[Records from a collection]
#####

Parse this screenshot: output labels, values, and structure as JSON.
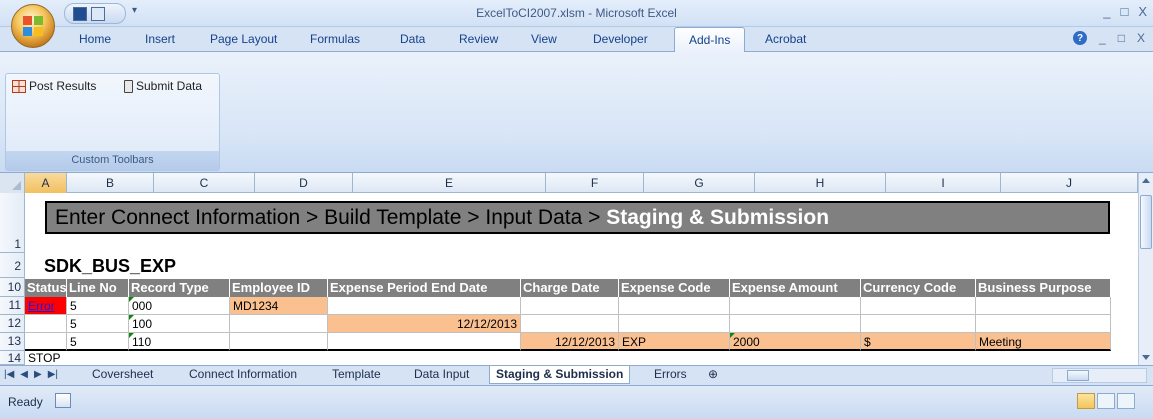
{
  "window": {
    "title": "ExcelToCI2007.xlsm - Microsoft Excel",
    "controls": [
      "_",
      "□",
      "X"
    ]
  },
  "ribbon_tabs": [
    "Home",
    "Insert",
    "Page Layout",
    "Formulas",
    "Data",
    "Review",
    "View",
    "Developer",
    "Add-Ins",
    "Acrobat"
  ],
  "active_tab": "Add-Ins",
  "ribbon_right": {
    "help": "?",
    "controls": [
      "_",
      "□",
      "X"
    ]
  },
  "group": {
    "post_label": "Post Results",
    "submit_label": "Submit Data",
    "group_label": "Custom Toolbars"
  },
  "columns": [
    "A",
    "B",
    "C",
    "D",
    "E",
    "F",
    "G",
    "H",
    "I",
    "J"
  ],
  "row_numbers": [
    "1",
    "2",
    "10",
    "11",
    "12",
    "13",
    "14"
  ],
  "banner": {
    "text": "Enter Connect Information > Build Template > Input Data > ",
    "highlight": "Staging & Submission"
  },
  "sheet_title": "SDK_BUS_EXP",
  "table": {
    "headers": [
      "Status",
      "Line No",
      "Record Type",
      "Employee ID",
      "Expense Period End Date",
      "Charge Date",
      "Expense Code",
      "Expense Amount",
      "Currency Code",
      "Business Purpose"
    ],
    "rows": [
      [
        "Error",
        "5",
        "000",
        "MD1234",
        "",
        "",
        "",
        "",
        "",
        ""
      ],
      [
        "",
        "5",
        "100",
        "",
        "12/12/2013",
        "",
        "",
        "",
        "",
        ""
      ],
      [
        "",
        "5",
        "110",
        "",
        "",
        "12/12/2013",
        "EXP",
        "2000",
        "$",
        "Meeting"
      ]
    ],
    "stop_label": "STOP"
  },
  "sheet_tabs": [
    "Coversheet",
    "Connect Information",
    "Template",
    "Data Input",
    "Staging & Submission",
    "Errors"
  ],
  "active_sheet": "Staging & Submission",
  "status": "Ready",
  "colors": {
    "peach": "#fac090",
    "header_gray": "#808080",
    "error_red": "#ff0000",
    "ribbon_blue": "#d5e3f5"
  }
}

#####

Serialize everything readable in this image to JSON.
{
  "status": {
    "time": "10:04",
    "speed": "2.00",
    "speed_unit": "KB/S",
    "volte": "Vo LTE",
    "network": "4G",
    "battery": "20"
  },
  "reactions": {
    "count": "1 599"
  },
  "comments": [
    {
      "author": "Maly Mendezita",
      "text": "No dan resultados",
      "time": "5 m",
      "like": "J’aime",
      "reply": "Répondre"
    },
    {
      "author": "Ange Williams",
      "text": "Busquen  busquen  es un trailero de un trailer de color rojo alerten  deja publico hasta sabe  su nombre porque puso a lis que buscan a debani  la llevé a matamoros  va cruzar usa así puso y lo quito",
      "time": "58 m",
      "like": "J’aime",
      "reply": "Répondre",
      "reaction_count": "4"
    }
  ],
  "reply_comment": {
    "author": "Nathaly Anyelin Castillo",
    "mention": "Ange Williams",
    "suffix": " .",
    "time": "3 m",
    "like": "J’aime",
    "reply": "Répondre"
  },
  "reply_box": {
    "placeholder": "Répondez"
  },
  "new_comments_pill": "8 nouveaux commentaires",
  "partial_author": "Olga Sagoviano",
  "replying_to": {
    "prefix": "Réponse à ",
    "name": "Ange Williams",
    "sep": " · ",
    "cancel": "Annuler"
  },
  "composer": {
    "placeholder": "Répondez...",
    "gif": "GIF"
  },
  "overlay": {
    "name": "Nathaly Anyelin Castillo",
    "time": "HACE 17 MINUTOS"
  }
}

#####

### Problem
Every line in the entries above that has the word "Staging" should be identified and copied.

### Exercise result
    "highlight": "Staging & Submission"
    "Staging & Submission",
  "active_sheet": "Staging & Submission",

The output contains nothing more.